== Working data

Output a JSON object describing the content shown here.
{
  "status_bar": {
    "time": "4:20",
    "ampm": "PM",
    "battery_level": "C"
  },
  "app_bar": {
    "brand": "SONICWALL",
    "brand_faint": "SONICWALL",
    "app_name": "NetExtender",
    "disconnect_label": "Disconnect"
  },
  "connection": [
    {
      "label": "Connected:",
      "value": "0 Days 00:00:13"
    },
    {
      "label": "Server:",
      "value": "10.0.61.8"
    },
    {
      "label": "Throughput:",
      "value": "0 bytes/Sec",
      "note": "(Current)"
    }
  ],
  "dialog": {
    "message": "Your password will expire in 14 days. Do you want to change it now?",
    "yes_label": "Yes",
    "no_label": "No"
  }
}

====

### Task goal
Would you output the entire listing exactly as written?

### Task result
Output a JSON object describing the content shown here.
{
  "status_bar": {
    "time": "4:20",
    "ampm": "PM",
    "battery_level": "C"
  },
  "app_bar": {
    "brand": "SONICWALL",
    "brand_faint": "SONICWALL",
    "app_name": "NetExtender",
    "disconnect_label": "Disconnect"
  },
  "connection": [
    {
      "label": "Connected:",
      "value": "0 Days 00:00:13"
    },
    {
      "label": "Server:",
      "value": "10.0.61.8"
    },
    {
      "label": "Throughput:",
      "value": "0 bytes/Sec",
      "note": "(Current)"
    }
  ],
  "dialog": {
    "message": "Your password will expire in 14 days. Do you want to change it now?",
    "yes_label": "Yes",
    "no_label": "No"
  }
}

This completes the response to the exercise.